A new report claims a single Fire and Rescue Service in Scotland will face major challenges, including "weak leadership" and "high spending".
The Scottish Government's policy of creating a single force by next April has been described as the most radical plan in the history of the modern fire service.
And, despite the arguments that the move will lead to greater efficiency and less bureaucracy, many people in Scotland remain to be convinced that the plans will have any benefits for communities.
On Thursday, an Accounts Commission report delivered its verdict on the scheme to trim the existing emergency organisations to just one centralised body which will happen in less than nine months.
The report claimed that a single fire service would face major challenges, including "weak leadership", "an inward-looking competitive culture" and "high spending."

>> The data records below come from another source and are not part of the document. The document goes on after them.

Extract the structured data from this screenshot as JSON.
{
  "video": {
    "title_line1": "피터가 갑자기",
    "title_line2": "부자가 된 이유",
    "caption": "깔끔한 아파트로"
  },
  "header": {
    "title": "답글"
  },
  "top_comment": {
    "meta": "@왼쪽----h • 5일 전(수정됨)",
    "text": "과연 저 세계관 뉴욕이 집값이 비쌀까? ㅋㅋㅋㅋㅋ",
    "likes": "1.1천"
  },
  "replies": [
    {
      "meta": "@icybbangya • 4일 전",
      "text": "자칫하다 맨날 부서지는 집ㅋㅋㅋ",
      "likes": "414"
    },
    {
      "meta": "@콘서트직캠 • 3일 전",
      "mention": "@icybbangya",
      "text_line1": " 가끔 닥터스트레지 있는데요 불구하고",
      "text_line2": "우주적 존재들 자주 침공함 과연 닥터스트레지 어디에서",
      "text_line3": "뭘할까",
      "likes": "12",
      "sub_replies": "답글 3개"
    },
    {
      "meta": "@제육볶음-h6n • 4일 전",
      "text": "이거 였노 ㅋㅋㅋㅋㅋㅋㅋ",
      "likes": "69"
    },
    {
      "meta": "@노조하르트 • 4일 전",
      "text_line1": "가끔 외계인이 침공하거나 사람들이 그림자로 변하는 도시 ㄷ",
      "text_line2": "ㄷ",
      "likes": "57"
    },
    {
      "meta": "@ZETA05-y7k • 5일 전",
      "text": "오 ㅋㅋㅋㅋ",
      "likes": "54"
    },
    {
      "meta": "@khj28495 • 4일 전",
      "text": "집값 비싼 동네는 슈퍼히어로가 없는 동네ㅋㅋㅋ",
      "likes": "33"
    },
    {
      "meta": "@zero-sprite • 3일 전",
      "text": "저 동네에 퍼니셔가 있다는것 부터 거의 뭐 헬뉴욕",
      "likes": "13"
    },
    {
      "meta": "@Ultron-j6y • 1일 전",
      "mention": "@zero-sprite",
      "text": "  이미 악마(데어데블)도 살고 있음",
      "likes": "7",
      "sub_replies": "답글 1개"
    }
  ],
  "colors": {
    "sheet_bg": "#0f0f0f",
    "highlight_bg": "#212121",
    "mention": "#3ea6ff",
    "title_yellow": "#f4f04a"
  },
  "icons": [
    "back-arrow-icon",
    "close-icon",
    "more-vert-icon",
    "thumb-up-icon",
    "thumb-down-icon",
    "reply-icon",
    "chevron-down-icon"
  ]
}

Justice Secretary Kenny MacAskill said a single force would harness the best of Scotland's services.
He said: "This is about making sure we level up, it certainly won't be levelling down, we'll maintain the coninuity of services.

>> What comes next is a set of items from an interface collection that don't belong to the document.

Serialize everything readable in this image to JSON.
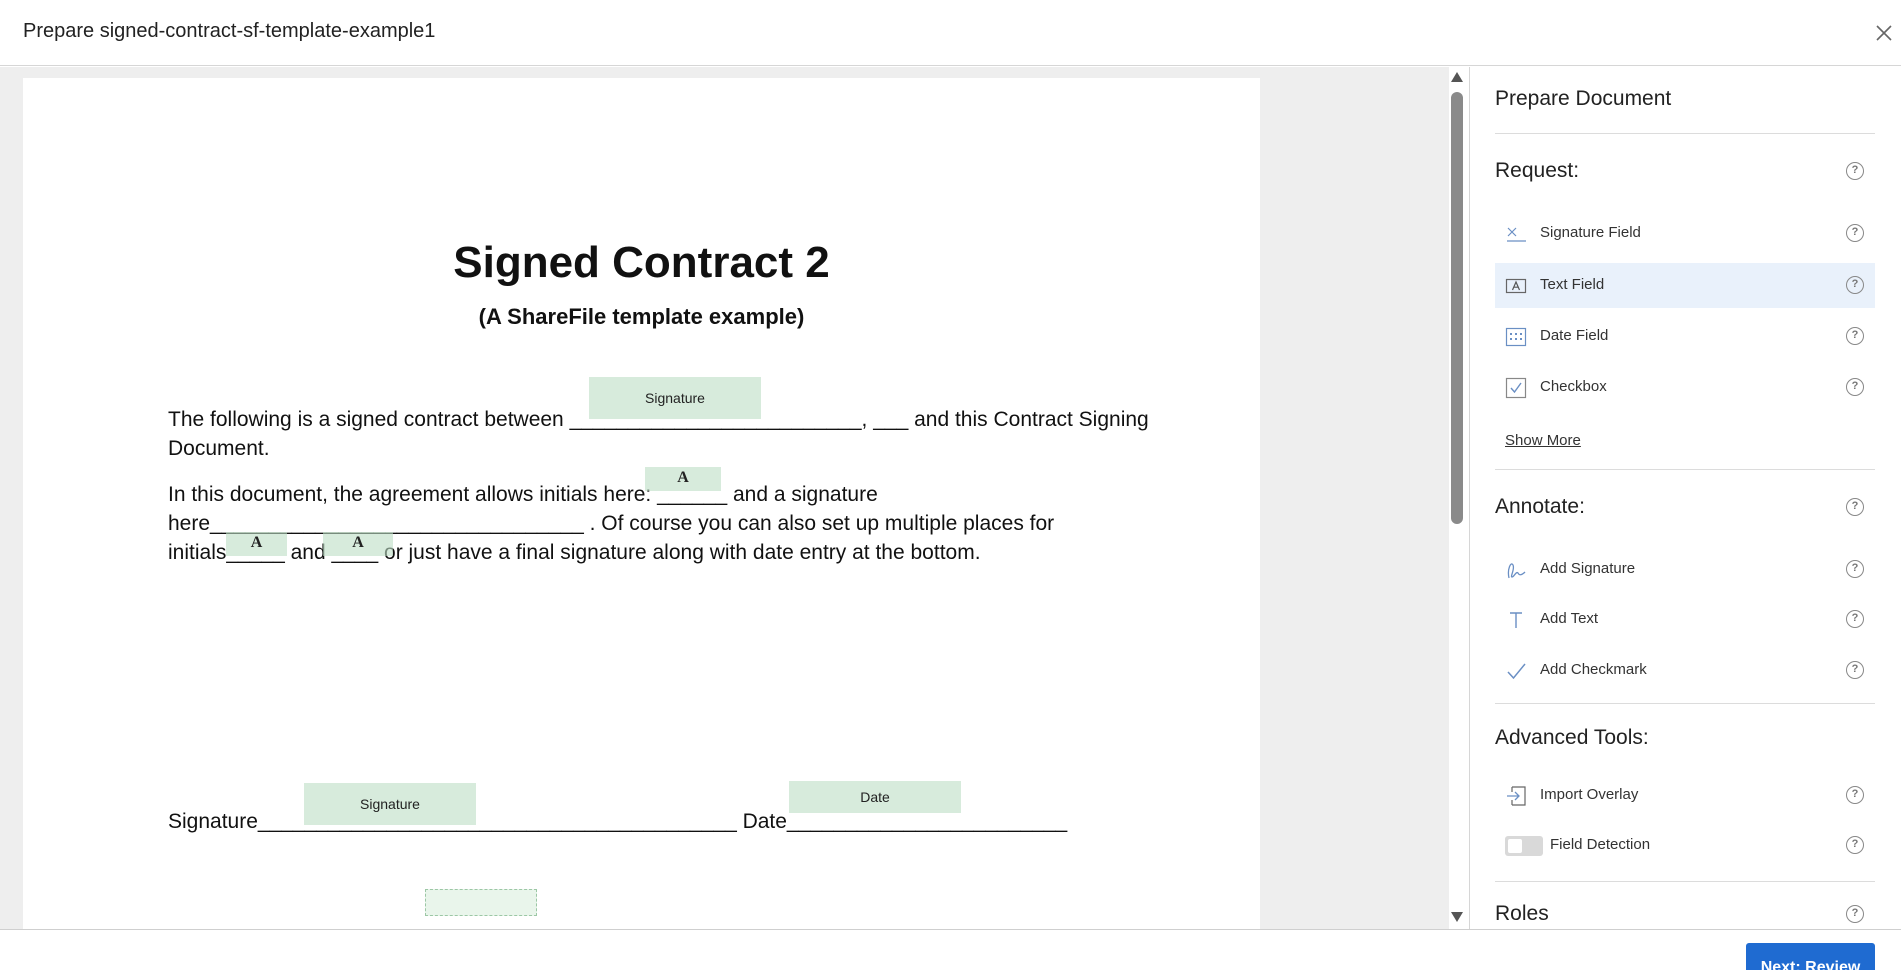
{
  "header": {
    "title": "Prepare signed-contract-sf-template-example1"
  },
  "document": {
    "title": "Signed Contract 2",
    "subtitle": "(A ShareFile template example)",
    "line1": "The following is a signed contract between _________________________, ___ and this Contract Signing",
    "line2": "Document.",
    "line3": "In this document, the agreement allows initials here: ______ and a signature",
    "line4": "here________________________________ . Of course you can also set up multiple places for",
    "line5": "initials_____ and ____ or just have a final signature along with date entry at the bottom.",
    "line6": "Signature_________________________________________ Date________________________",
    "fields": {
      "signature_label": "Signature",
      "date_label": "Date",
      "initial_label": "A"
    }
  },
  "panel": {
    "title": "Prepare Document",
    "request": {
      "heading": "Request:",
      "items": [
        {
          "label": "Signature Field",
          "icon": "signature-field-icon"
        },
        {
          "label": "Text Field",
          "icon": "text-field-icon",
          "active": true
        },
        {
          "label": "Date Field",
          "icon": "calendar-icon"
        },
        {
          "label": "Checkbox",
          "icon": "checkbox-icon"
        }
      ],
      "show_more": "Show More"
    },
    "annotate": {
      "heading": "Annotate:",
      "items": [
        {
          "label": "Add Signature",
          "icon": "pen-signature-icon"
        },
        {
          "label": "Add Text",
          "icon": "text-t-icon"
        },
        {
          "label": "Add Checkmark",
          "icon": "checkmark-icon"
        }
      ]
    },
    "advanced": {
      "heading": "Advanced Tools:",
      "items": [
        {
          "label": "Import Overlay",
          "icon": "import-icon"
        },
        {
          "label": "Field Detection",
          "icon": "toggle-switch",
          "toggle": false
        }
      ]
    },
    "roles": {
      "heading": "Roles"
    },
    "help_glyph": "?"
  },
  "footer": {
    "next_label": "Next: Review"
  },
  "colors": {
    "accent": "#1f6bd1",
    "field_fill": "#d3eadb",
    "active_row": "#e9f1fb",
    "viewer_bg": "#eeeeee"
  }
}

"Where we can learn from best practice in another area we'll seek to make sure that is what is done."
The Government expects the new measure to save £293m over the course of 15 years.
And supporters claim the proposal was part of the manifesto, which preceded a stunning victory for Alex Salmond's Nationalist party at last year's Holyrood elections.
However, critics say the reforms will lead to increased risk for many parts of Scotland, particularly those out with the central belt and in isolated areas.